Prior to the 2004-05 lockout, Lindros averaged nearly a point per game, scoring 32 points in 39 games centring the 2003-04 New York Rangers; his eighth concussion limited him to less than half a season of action. But after a summer of rest, Lindros — an unrestricted free agent at the time — was hungry for ice time.
He describes what he felt during the last lockout.
“A great deal of frustration,” said Lindros, now 39 and five years deep into retirement. He repeats: “A great deal of frustration.”
Lindros was never tempted to play overseas, instead trying to keep his mind and body sharp by working out in Ontario and studying economics, but he understands why some NHLers hop on the plane.
“You do what you gotta do to get yourself in shape. Sometimes it’s a great experience over there, to see different parts of the world and play in a different environment and go and enjoy yourself,” he says.
“It gets a little bit boring, I’m not gonna lie to you — going to the gym and skating endlessly with these practices. It never ends,” Lindros said. “But there is light at the end of the tunnel. Hopefully the light comes quicker than we’re all thinking it will.”
For Lindros and others in his era, the light came a full season later. Post-lockout, the Big E signed a one-year contract with the Toronto Maple Leafs, then rounded out his career with the Dallas Stars in 2006-07.
Mike Modano, who played with Lindros on that Dallas squad, voiced some strong feelings about the ’04 labour standoff earlier this week.
“In hindsight, it wasn’t worth it,” Modano told ESPN The Magazine. “It was a waste of time. We thought we were stronger than we were. We started falling apart as the months ticked by.
“It’s money you feel you never get back. At some point, we were sold a bill of good,” Modano continued. “Everybody thought, ‘Let’s not let each other down. Let’s do it for the future of the game. Blah, blah, blah.’ You’re only in the game so long.”

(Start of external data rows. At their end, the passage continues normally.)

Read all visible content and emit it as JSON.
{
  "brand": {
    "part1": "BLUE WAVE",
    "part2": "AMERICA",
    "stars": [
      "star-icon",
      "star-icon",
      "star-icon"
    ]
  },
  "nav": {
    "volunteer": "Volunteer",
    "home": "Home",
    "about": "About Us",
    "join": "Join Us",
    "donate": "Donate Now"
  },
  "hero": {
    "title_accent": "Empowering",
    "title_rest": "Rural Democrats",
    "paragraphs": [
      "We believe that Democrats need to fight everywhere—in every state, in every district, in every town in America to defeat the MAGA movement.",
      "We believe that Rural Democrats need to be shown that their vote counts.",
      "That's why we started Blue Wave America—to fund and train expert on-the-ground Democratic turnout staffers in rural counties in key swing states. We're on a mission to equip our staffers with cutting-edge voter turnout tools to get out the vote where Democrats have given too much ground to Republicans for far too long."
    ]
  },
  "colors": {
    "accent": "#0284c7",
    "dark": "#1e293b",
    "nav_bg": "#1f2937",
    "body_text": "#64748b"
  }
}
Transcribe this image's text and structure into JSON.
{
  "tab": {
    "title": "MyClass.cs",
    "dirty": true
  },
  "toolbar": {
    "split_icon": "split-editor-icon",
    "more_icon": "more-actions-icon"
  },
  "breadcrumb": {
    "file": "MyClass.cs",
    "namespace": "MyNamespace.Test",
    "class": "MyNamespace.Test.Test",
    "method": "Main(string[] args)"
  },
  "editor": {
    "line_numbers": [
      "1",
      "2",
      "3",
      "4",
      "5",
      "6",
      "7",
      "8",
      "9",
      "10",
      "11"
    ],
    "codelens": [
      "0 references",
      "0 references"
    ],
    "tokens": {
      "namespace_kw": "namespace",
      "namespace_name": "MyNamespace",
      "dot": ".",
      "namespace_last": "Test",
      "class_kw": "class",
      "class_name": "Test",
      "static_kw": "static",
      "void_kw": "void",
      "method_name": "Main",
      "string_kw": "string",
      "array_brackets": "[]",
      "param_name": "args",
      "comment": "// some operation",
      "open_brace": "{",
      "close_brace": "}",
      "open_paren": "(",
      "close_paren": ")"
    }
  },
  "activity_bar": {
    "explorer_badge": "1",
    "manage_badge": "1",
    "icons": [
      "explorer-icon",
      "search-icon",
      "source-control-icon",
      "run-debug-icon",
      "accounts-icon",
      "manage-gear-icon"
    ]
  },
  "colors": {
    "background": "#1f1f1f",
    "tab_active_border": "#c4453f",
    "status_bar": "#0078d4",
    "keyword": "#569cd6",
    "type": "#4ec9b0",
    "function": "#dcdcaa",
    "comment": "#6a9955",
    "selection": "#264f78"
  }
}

One could argue that a forced sabbatical gave the veteran Lindros a welcome break from the hard-banging pro game; another point of view sees Modano’s side — all those unscored goals that could add to a great player’s legacy, and provide enough statistical padding to get a game-changer like Lindros into the Hockey Hall of Fame.
The case for Lindros being inducted into the Hall — and it’s a sturdy one — is essayed annually.
What other seven-time NHL all-star has won a league MVP, an Olympic gold medal, scored 865 points in 760 career games, averaged better than a point per game in the postseason, then donated millions to health science research upon early retirement?
Even if Lindros had produced modest numbers in 2004-05, he would have surpassed the 900-point mark and joined the 500-assist club. But Lindros won’t allow himself to dwell on the what-ifs.
“I don’t think in those regards, what’s gone on in the past. I’m very proud of the teams we were on and what we were able to accomplish. That’s completely out of my hands,” Lindros said of the honour that eludes him.
What Lindros does have power over is his name, which, when lent to a cause such as Easter Seals, can raise big bucks for important causes.
The Lindros Classic, set for Oct. 18-19 in Whitby, Ont., will feature 16 teams of up to 20 players that must pay $1,500 to enter. An additional $300 fundraising goal is set for each individual skater. Each team of Joe Schmoes gets to draft an NHL alumnus (or, heaven forbid, a current locked-out NHLer) and share a beer with the likes of Curtis Joseph, Wendel Clark, Dale Hunter, and other players Lindros has no trouble recruiting for the cause.
“I’m owed a few days around this city, you’re darn right,” Lindros laughed. “I look forward to it. It’s a good skate, and it’s quite competitive. I’m sure things will heat up when it gets down to crunch time.”